Great news for Panama’s marine areas

Sea Turtle Bocas del ToroAt the end of September, the president of Panama, Juan Carlos Varela ordered the establishment of two new Marine Reserves in the country, one in the Pacific Ocean (Cordillera de Coiba) and the other one in the Caribbean Sea (Banco Volcán).

These two new Marine areas cover 31.435 Km2, increasing the jurisdictional waters under protection and management in the country, from 3.7% to 13.5%.  Accomplishing the United Nations goal, of having under special protection at least 10% of its jurisdictional water (United Nations Convention on Biological Diversity).

Snorkeling PanamaMarine reserves are key ecosystem for the diversity of the marine life. Those areas are essential for the life cycle of many species, including migratory and commercially exploited species. For all of us, who have spent years working in conservation, it brings hope to possibly preserve endangered species.   One good example is what is happening at Bastimentos Marine National Park, where the protection of these unique habitats, coral reefs, sea grass beds, and sandy beaches, is helping to increase the number of nesting Sea Turtles, a symbol of Bocas del Toro.

Wildlife Panama
Map Source: Smithsonian Tropical Research Institute (STRI)

Historical Video – A landmark of Caribbean history

Ashley Bowes and Janina Seemann created this wonderful video about the history of the province of Bocas del Toro, Panama. Both woman are associated with the Bocas Research Station at the Smithsonian Tropical Research Institute.

Camera and speaker: Ashley Bowes

Produced and edited by: Janina Seemann

Smithsonian Tropical Research Institute, 2013

SHOUT Online Learning Portal


Earlier this week I found a new project that the Smithsonian Tropical Research Institute is doing in combination with some other organizations. The program called SHOUT is for students and educators to meet together in an online community to learn more about a variety of global environmental issues. There are live sessions, podcasts, and recorded versions of the live sessions to review. I listened to a podcast by the director of STRI to learn a bit more about what STRI does and will be doing. You might want to go check it all out. Here is the link: The Deforest Action program appears to be a great project for kids. I assure you that ours will be getting into it.

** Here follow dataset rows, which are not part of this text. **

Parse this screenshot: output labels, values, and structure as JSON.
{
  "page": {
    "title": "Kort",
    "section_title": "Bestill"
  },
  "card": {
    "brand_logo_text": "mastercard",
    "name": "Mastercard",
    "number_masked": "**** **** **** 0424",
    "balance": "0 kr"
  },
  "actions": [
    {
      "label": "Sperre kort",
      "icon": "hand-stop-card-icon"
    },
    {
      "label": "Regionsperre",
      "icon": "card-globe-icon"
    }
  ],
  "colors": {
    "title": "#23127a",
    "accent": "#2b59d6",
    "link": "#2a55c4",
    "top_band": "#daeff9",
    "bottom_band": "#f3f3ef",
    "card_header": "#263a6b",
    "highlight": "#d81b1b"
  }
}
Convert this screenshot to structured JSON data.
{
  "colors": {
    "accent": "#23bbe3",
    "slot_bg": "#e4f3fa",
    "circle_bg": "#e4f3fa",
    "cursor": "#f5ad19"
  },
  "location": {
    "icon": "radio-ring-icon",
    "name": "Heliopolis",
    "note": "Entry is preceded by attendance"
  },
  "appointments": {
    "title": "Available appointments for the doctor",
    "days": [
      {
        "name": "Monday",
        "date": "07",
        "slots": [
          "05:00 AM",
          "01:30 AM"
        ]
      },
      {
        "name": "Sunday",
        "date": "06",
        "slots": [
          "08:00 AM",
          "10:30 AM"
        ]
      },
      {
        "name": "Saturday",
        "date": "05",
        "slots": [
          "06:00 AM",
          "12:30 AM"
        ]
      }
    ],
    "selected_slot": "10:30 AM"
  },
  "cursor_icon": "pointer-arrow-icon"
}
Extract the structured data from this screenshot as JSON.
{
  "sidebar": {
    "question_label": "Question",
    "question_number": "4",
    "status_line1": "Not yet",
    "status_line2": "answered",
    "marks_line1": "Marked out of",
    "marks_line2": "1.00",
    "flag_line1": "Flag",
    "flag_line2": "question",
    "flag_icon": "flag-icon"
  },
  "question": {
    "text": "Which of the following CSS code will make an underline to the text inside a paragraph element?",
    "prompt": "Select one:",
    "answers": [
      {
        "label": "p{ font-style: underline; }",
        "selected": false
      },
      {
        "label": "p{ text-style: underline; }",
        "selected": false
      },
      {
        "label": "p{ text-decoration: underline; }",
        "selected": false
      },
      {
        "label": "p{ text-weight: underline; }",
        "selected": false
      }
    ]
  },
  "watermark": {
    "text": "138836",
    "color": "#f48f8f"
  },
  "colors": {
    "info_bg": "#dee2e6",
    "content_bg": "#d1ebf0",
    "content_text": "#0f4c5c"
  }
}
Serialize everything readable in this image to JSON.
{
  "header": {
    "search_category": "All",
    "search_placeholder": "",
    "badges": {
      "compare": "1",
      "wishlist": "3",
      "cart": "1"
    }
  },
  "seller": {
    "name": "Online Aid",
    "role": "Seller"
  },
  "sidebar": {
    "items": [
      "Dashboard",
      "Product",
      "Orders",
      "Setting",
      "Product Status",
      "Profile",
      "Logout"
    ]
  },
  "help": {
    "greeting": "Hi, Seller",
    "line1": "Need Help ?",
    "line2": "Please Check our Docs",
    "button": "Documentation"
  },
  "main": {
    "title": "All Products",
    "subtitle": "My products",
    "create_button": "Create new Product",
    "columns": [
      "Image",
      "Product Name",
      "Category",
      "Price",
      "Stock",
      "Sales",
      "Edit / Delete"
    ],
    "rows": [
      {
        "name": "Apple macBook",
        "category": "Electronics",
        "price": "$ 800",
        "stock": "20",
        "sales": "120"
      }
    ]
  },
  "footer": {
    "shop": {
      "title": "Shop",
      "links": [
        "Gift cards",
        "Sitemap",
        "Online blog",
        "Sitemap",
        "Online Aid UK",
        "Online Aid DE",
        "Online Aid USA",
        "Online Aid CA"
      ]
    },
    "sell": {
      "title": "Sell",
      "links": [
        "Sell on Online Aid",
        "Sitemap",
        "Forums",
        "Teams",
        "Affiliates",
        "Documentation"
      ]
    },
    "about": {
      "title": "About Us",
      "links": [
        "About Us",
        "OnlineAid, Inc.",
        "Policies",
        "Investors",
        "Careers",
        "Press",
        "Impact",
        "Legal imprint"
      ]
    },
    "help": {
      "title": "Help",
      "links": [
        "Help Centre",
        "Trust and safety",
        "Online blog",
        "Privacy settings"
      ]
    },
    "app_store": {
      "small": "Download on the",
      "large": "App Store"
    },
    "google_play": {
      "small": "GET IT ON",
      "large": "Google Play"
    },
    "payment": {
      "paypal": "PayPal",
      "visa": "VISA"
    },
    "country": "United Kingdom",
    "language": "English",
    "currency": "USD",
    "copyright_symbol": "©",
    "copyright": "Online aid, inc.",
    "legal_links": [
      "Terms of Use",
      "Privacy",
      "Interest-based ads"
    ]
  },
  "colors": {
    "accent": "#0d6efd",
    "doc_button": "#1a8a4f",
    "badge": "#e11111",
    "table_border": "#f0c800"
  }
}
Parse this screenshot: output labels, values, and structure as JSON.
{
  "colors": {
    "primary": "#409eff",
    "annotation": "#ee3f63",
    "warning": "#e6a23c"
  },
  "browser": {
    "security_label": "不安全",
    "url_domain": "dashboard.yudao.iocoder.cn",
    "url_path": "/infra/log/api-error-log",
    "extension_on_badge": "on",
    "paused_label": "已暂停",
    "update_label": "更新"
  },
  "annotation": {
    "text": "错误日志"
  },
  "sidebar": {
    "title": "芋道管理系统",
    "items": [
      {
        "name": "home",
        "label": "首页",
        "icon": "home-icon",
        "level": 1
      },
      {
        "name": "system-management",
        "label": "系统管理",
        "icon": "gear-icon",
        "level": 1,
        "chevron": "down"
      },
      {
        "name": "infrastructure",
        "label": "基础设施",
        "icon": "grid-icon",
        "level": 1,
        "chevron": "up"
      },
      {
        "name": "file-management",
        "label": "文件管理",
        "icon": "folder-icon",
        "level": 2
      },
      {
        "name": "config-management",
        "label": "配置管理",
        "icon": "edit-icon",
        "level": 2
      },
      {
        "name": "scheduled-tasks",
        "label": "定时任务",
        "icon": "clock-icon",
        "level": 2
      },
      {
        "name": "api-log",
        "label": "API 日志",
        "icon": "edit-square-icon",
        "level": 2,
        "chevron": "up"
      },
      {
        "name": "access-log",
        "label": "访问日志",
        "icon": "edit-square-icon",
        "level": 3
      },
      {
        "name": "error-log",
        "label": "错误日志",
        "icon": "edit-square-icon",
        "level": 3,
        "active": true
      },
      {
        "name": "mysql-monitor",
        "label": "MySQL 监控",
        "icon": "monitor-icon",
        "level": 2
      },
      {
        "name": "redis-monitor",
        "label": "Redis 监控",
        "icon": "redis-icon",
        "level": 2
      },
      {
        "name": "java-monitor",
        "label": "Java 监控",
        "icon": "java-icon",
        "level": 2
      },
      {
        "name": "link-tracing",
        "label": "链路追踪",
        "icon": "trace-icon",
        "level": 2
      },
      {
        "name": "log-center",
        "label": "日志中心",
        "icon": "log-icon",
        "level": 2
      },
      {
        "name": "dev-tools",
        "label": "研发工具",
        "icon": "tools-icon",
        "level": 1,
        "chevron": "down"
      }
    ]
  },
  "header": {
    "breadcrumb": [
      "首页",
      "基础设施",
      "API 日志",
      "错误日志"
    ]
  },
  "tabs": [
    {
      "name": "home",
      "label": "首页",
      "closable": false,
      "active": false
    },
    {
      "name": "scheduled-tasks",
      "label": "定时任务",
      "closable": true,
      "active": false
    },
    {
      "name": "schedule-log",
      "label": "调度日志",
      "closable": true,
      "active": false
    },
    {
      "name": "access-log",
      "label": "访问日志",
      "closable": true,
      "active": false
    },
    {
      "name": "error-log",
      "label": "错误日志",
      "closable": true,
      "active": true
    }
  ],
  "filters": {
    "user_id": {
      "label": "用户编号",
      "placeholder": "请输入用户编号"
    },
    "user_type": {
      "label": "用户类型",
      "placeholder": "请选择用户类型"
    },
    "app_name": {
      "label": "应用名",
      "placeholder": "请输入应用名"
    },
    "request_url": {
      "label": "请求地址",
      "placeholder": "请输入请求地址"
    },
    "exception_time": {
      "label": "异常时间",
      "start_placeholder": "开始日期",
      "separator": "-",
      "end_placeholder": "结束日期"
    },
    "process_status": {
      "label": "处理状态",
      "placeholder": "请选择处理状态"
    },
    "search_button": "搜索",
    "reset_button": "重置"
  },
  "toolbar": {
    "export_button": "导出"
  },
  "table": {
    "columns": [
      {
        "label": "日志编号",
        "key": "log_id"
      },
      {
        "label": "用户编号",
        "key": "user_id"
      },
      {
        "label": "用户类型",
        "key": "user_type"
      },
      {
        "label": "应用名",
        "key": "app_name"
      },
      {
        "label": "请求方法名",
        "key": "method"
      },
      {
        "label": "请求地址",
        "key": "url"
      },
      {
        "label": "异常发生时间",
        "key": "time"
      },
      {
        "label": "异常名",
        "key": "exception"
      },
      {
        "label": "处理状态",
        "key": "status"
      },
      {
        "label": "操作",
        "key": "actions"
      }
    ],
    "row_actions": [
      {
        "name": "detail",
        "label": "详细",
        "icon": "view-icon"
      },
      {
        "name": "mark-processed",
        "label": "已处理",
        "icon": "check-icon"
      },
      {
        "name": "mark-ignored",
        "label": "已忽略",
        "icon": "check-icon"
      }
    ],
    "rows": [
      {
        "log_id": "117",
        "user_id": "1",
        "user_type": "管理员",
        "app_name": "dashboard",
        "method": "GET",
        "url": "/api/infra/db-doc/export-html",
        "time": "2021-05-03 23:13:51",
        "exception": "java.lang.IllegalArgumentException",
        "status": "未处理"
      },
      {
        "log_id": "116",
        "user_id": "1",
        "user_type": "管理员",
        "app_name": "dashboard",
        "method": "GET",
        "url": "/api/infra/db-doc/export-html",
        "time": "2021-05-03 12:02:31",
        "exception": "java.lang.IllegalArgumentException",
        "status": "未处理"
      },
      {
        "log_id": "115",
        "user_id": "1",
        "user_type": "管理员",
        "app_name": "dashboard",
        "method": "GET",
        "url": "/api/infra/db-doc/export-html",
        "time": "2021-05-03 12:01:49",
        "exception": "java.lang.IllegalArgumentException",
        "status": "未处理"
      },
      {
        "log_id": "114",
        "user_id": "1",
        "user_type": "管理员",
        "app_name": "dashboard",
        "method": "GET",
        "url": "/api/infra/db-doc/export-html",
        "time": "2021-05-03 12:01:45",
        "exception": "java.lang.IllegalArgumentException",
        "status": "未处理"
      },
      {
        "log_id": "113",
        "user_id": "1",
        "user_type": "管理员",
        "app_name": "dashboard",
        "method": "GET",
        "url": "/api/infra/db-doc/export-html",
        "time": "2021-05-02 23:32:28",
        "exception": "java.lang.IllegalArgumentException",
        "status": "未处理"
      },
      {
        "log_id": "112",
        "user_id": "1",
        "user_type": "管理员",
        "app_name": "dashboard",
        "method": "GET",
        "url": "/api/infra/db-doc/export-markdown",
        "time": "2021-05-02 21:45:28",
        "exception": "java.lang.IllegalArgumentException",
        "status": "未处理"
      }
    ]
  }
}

Woody Vines – Smithsonian Research

STRI had this article up on its page several weeks ago. I find it interesting to watch and see if the vines are in fact more numerous than in the past. We haven’t noticed anything in particular, but now we are watching for this type of growth. We have one vine mat in particular directly above the entry into the walkway to the ocean facing cabanas that is enormous. It does receive more sun than the trees in that location so it matches with the research in this article.

STRI 2010

We are lucky here in Panama for a variety of different reasons. One reason is that Panama is an amazing laboratory to learn a variety of different things about nature. There are many different groups that study wildlife in Panama and Bocas del Toro in particular. The Smithsonian Tropical Research Institute (STRI) makes it much easier for each of the scientists to conduct research in the tropics.

From STRI’s website: The Smithsonian Tropical Research Institution (STRI) in Panama, is a bureau of the Smithsonian Institution based outside of the United States, is dedicated to understanding biological diversity. What began in 1923 as small field station on Barro Colorado Island, in the Panama Canal Zone, has developed into one of the leading research institutions of the world. STRI’s facilities provide a unique opportunity for long-term ecological studies in the tropics, and are used extensively by some 900 visiting scientists from academic and research institutions in the United States and around the world every year. The work of our resident scientists has allowed us to better understand tropical habitats and has trained hundreds of tropical biologists.

STRI’s Bocas del Toro Research Station is home to a number of scientists on a regular basis. They are based in this facility whenever they are doing research throughout the archipelago. We have been fortunate to have had two different red frog studies use the grounds at Tranquilo Bay for part of their research. One such study has just published a paper as designated in STRI’s news for October. If you are interested in reading the newsletter there is a link to it below.

You can also follow both STRI and the Bocas Research Station on Facebook.

STRI News Oct.1, 2010